(Data records for software interfaces)
================

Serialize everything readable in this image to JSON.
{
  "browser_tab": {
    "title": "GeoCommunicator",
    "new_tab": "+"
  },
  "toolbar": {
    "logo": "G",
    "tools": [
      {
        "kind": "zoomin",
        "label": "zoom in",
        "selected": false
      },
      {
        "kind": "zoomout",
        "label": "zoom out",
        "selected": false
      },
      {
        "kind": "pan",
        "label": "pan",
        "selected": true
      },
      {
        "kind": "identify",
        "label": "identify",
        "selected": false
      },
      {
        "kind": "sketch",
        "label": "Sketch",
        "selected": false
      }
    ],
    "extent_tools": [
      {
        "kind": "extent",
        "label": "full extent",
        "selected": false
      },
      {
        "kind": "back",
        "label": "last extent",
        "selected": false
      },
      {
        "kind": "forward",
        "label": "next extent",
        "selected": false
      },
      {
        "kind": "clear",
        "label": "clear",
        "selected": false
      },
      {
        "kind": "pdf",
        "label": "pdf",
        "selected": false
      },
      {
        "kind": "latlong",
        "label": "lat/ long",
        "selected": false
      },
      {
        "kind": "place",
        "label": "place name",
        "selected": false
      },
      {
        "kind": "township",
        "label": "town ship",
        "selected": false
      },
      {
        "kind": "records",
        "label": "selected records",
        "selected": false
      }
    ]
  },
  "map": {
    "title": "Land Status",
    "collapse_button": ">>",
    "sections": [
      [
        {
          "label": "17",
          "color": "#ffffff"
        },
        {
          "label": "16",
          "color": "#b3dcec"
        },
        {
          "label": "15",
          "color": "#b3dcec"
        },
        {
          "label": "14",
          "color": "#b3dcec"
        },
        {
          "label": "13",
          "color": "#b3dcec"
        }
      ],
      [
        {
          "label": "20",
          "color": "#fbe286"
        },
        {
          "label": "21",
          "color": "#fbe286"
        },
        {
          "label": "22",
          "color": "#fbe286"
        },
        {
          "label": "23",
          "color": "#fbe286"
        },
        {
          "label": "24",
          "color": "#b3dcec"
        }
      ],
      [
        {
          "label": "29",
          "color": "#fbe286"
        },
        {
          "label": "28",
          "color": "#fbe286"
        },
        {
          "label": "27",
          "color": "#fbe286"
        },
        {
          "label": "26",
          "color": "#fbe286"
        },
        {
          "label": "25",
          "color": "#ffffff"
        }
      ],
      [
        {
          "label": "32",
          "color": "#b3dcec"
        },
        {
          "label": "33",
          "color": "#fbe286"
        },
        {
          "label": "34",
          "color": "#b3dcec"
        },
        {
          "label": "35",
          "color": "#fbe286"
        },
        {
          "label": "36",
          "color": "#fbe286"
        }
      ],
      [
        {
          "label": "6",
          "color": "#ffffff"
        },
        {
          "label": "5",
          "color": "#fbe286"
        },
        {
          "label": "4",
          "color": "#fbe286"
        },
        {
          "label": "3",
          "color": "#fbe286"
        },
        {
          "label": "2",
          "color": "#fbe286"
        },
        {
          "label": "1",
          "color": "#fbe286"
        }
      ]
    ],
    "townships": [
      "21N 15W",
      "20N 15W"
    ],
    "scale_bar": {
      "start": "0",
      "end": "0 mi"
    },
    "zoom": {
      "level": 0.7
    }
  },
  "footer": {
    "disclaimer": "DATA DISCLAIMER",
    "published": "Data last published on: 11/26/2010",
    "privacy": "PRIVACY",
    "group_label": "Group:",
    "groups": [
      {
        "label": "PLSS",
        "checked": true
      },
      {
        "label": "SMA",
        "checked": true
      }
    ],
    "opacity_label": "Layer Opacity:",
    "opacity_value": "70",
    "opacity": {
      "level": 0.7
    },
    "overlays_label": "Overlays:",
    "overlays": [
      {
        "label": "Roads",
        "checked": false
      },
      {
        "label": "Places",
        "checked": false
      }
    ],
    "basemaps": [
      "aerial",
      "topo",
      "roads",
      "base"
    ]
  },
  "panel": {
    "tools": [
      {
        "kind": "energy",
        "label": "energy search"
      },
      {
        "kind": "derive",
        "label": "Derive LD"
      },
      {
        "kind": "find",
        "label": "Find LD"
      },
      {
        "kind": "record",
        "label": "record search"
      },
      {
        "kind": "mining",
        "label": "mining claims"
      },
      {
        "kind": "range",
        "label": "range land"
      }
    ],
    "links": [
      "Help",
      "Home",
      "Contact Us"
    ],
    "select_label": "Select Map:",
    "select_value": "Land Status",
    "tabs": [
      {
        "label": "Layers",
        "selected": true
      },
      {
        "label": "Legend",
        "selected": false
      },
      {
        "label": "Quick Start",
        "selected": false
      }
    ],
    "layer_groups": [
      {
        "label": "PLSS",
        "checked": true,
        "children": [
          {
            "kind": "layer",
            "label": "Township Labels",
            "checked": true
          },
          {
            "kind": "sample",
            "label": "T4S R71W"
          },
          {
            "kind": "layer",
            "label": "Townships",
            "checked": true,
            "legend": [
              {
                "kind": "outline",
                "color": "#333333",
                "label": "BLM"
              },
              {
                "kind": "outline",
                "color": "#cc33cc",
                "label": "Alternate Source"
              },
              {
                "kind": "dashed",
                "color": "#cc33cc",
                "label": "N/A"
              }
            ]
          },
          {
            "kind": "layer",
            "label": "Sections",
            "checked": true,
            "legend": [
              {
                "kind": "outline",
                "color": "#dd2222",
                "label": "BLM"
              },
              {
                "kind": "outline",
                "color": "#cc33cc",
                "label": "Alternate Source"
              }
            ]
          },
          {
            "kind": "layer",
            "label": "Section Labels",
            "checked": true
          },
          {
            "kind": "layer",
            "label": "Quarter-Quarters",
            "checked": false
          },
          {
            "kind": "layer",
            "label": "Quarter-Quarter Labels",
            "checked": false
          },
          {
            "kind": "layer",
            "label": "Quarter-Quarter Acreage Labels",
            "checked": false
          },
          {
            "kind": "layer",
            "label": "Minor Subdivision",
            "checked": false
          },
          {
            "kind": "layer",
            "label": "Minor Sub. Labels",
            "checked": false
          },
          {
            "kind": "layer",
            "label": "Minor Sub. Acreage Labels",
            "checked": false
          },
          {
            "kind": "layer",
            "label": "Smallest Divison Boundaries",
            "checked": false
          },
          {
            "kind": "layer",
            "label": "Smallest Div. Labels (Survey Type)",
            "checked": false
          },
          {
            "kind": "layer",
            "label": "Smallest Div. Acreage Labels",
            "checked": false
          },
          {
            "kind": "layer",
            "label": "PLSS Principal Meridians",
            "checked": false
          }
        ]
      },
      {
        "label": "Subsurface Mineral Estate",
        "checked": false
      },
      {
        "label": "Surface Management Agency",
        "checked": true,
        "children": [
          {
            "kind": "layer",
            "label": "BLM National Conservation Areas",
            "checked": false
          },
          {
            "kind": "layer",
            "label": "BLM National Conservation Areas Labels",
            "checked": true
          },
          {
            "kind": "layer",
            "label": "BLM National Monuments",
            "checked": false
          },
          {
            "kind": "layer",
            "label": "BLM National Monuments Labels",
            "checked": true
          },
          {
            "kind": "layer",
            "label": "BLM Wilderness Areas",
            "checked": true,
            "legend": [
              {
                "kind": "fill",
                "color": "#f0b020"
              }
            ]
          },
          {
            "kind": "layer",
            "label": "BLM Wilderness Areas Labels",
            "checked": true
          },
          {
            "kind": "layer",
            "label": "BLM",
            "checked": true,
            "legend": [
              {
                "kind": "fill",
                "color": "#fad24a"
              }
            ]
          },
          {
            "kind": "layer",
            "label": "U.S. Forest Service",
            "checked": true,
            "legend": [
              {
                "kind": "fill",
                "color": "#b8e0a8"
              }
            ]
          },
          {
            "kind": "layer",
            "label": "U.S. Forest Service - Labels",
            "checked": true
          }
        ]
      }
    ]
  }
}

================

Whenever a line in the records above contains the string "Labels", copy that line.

            "label": "Township Labels",
            "label": "Section Labels",
            "label": "Quarter-Quarter Labels",
            "label": "Quarter-Quarter Acreage Labels",
            "label": "Minor Sub. Labels",
            "label": "Minor Sub. Acreage Labels",
            "label": "Smallest Div. Labels (Survey Type)",
            "label": "Smallest Div. Acreage Labels",
            "label": "BLM National Conservation Areas Labels",
            "label": "BLM National Monuments Labels",
            "label": "BLM Wilderness Areas Labels",
            "label": "U.S. Forest Service - Labels",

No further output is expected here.